INSTRUCTIONS FOR THE TASK ▸ Show me every line in the listing that has the word "branch".

------------------------

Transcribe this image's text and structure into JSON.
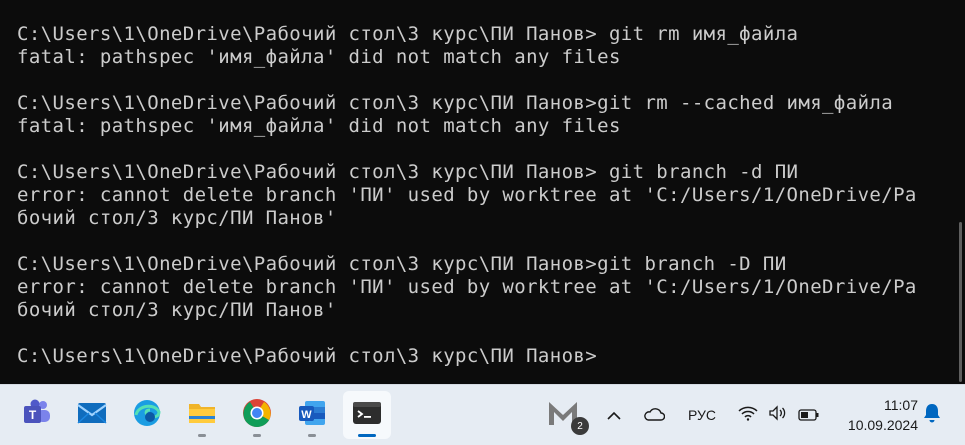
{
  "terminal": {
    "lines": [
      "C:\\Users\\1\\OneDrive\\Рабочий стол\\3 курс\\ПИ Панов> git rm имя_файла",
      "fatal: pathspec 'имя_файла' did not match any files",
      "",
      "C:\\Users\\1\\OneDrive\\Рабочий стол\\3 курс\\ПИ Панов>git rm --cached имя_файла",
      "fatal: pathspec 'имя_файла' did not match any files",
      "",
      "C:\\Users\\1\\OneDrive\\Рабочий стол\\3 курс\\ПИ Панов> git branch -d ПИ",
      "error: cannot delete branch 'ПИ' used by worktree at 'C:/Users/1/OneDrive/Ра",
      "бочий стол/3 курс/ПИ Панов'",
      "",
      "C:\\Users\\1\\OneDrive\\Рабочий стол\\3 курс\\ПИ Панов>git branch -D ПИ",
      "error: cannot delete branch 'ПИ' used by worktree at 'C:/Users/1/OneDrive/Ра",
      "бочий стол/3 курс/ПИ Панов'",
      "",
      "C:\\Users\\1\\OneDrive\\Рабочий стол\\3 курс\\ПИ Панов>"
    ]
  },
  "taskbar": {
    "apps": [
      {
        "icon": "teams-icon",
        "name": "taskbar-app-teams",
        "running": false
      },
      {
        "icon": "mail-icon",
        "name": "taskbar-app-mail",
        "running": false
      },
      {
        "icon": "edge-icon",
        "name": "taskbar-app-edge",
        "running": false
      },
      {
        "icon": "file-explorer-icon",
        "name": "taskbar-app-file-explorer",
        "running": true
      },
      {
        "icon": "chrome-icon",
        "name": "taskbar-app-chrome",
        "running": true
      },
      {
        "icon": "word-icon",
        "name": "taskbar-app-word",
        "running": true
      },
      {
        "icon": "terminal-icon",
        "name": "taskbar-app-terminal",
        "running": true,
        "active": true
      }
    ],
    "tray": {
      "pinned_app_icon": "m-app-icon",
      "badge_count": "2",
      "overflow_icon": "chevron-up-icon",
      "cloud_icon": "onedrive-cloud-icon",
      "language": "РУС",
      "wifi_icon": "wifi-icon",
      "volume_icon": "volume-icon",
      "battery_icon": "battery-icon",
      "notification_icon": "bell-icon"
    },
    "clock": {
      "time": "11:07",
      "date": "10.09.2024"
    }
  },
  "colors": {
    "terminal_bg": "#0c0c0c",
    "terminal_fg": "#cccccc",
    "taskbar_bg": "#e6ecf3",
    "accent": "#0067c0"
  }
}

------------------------

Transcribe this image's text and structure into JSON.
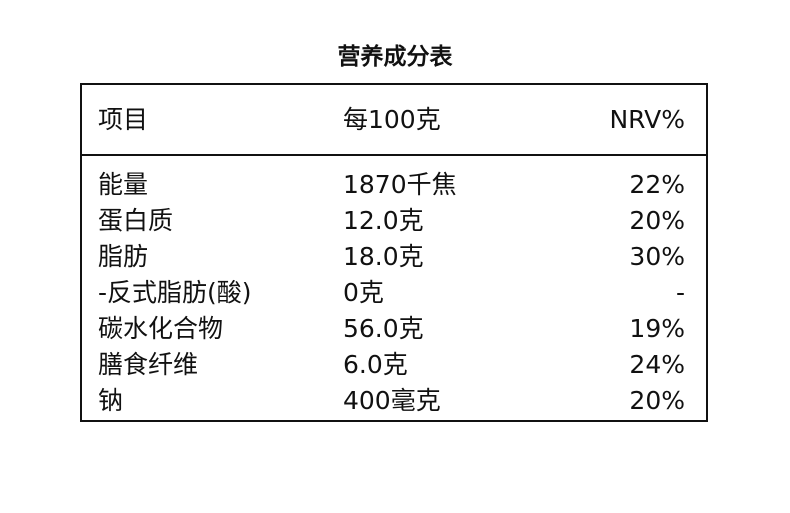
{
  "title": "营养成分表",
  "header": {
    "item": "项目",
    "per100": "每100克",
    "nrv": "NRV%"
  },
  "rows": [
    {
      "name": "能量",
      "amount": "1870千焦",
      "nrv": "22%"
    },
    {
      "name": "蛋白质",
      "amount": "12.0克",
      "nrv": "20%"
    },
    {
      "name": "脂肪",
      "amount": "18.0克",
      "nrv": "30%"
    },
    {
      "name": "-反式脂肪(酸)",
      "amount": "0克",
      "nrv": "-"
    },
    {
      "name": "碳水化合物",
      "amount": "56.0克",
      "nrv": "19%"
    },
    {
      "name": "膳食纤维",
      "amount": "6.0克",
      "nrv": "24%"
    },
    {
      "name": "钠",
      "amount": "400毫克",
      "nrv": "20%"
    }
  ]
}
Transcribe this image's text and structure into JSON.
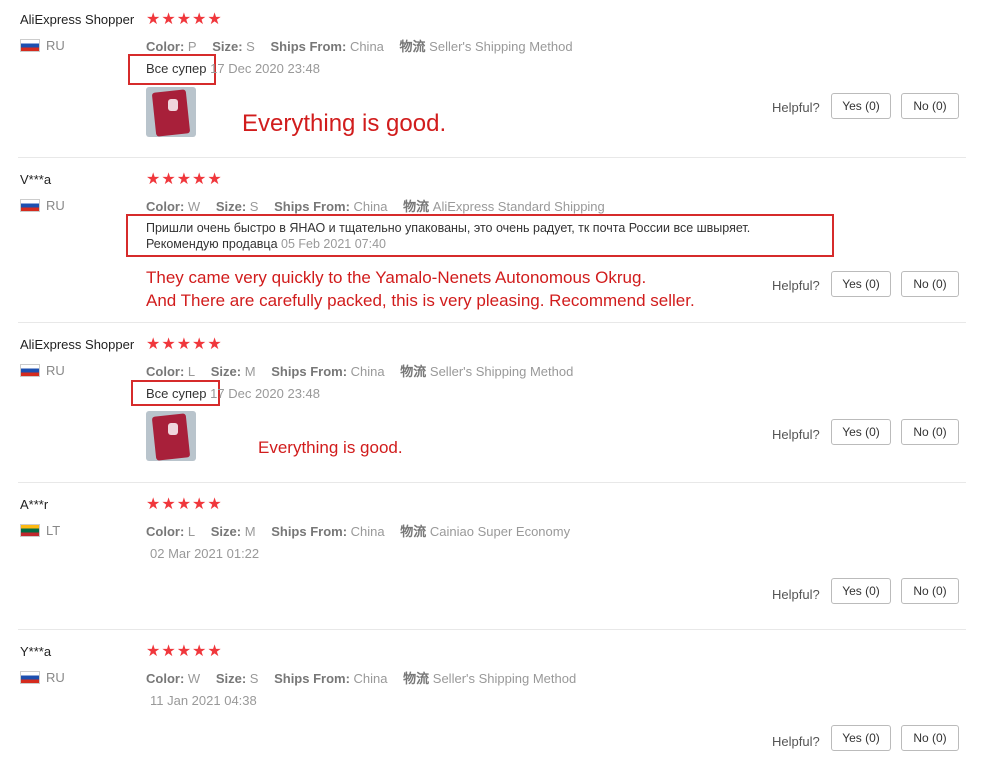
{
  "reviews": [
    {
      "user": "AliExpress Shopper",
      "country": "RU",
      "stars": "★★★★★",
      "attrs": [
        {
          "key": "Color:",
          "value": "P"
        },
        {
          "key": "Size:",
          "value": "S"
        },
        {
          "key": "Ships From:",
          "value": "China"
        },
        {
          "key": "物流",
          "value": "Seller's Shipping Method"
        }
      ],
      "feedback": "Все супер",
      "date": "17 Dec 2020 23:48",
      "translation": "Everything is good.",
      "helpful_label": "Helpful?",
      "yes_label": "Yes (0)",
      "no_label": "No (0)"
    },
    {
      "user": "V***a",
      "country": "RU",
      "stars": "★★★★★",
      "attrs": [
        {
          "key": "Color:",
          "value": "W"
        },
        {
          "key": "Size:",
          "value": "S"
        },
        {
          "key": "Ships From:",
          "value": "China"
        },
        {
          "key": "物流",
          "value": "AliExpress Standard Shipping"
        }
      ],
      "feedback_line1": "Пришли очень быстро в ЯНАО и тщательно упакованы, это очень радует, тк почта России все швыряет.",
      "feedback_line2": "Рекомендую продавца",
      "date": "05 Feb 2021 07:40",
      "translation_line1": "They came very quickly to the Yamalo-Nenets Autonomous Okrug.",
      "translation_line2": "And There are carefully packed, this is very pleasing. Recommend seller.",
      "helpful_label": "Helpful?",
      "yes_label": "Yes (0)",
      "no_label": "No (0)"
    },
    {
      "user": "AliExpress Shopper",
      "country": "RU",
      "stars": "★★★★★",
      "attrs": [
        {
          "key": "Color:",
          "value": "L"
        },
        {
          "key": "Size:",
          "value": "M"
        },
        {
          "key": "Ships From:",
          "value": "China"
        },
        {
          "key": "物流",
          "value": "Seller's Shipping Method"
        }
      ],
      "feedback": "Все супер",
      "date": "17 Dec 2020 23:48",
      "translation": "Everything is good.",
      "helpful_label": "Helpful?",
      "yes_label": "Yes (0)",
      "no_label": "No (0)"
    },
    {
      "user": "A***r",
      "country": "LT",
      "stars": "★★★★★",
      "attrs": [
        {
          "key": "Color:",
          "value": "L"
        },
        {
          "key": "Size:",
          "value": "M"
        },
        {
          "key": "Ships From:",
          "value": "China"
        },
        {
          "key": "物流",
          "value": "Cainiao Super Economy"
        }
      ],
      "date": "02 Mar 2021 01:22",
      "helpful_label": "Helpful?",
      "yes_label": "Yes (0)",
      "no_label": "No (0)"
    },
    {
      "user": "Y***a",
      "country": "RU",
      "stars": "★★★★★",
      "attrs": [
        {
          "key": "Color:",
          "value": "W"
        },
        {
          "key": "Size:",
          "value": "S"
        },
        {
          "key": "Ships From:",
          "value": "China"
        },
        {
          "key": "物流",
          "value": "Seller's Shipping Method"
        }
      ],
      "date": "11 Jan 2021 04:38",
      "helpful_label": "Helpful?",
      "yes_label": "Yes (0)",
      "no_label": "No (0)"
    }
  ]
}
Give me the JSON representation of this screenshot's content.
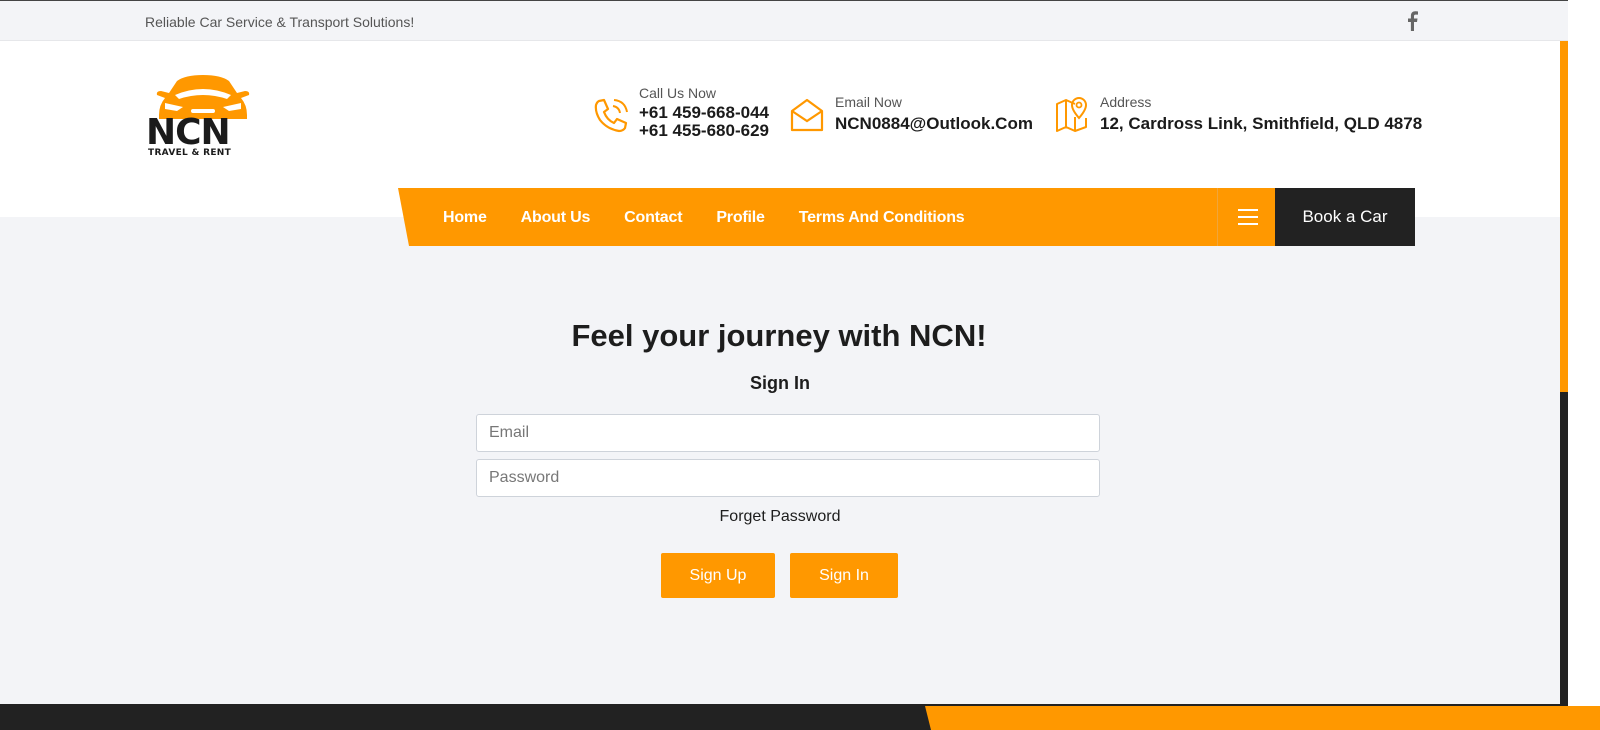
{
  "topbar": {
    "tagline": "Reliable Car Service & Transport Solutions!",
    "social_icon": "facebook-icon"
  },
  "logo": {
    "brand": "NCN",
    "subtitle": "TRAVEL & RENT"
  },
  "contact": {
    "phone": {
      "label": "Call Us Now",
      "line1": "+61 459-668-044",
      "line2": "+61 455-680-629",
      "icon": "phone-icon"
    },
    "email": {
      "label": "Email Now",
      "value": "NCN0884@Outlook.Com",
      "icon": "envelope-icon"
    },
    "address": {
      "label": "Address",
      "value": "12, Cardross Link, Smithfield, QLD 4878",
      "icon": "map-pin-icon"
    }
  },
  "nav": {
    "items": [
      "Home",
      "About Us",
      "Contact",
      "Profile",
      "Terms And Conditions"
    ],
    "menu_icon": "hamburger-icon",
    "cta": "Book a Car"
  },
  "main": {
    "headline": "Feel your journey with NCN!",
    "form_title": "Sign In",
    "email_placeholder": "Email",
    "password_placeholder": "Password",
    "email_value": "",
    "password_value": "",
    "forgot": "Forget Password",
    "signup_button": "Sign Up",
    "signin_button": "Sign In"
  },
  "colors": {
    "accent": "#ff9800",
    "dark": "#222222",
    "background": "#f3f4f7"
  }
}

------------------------

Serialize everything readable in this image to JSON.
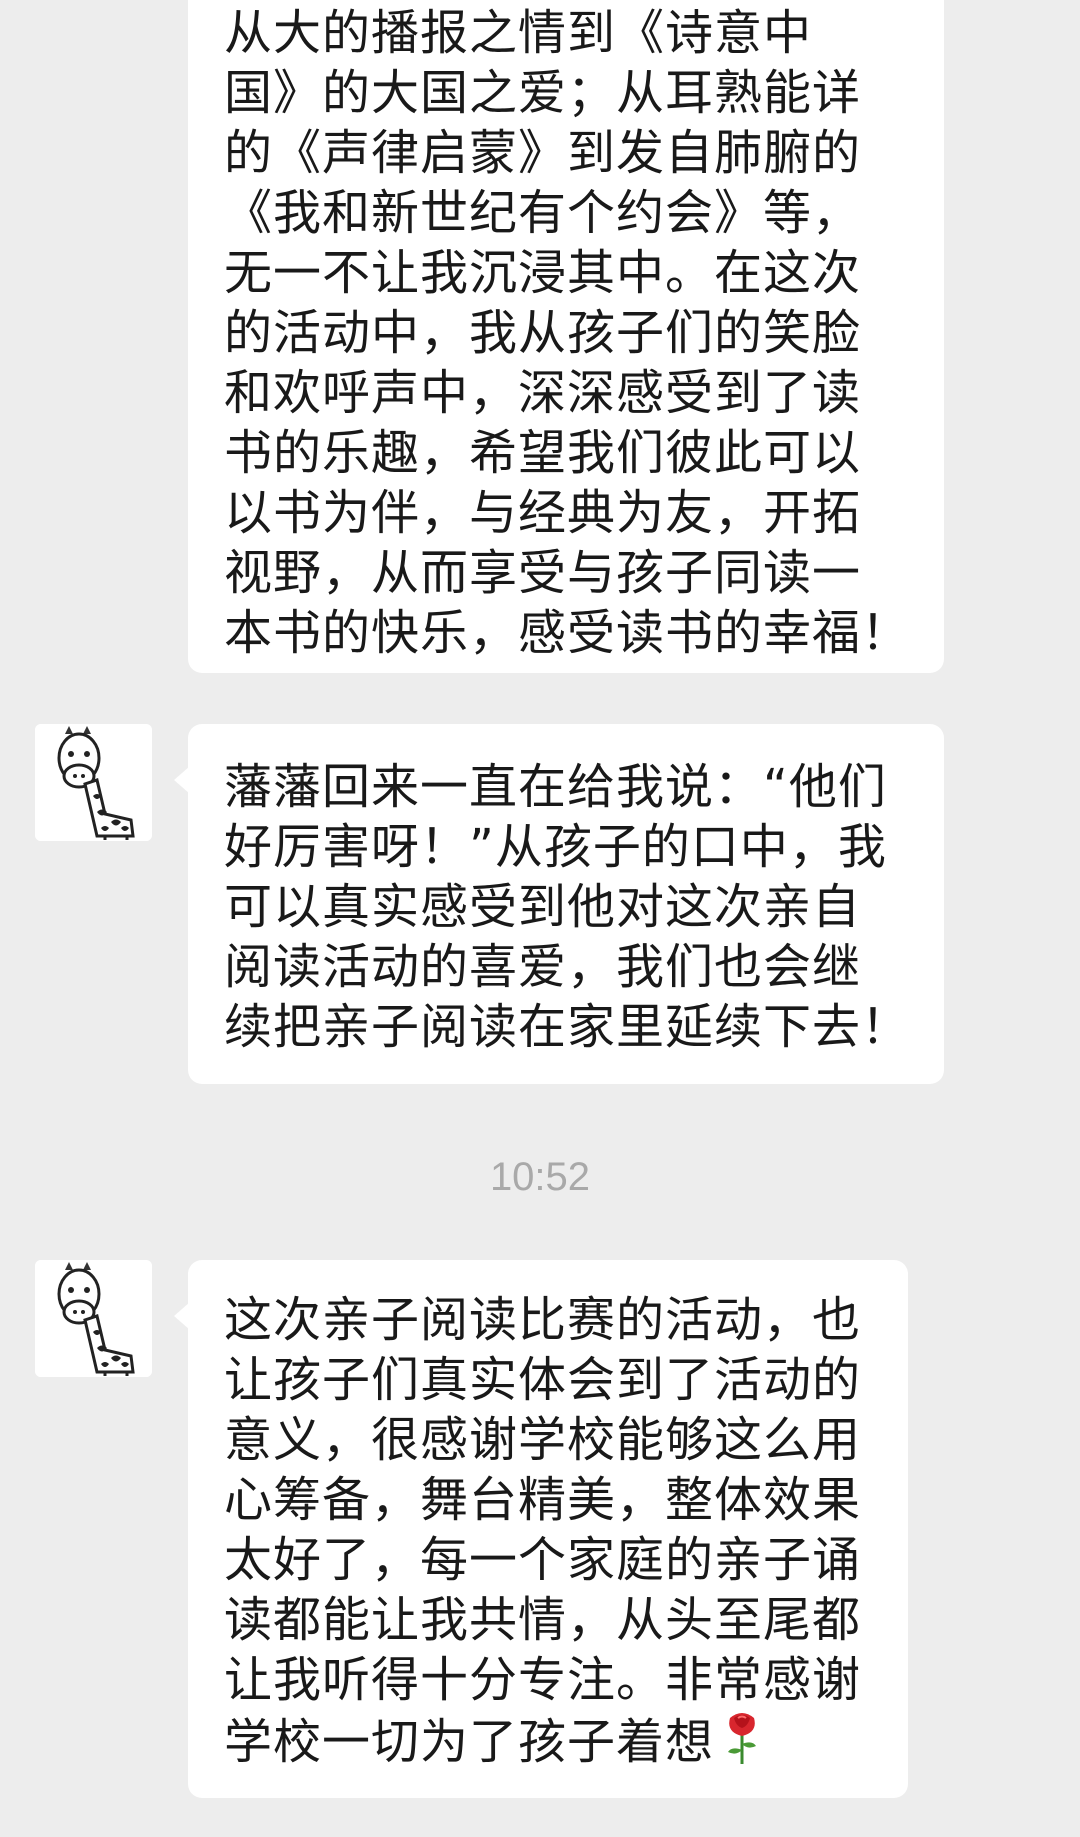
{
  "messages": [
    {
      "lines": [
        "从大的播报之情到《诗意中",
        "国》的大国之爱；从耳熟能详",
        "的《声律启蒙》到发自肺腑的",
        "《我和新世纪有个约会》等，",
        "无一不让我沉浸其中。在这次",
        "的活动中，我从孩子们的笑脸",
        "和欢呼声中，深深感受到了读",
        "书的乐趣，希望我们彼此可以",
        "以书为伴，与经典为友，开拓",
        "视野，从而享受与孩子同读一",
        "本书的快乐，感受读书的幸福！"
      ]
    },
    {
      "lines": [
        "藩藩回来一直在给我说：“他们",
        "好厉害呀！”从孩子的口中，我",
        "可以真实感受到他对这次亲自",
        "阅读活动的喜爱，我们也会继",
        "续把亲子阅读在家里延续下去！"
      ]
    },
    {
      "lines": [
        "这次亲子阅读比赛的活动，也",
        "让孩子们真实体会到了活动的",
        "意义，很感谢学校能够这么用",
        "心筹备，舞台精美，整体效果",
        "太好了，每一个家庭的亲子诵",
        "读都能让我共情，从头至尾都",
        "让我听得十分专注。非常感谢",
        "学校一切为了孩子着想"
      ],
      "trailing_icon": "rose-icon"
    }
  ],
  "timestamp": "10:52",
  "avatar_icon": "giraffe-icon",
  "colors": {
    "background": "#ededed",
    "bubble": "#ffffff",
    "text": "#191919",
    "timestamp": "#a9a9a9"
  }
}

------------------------

SOLUTION TO THE PROBLEM ▸
      "C:\\Users\\1\\OneDrive\\Рабочий стол\\3 курс\\ПИ Панов> git branch -d ПИ",
      "error: cannot delete branch 'ПИ' used by worktree at 'C:/Users/1/OneDrive/Ра",
      "C:\\Users\\1\\OneDrive\\Рабочий стол\\3 курс\\ПИ Панов>git branch -D ПИ",
      "error: cannot delete branch 'ПИ' used by worktree at 'C:/Users/1/OneDrive/Ра",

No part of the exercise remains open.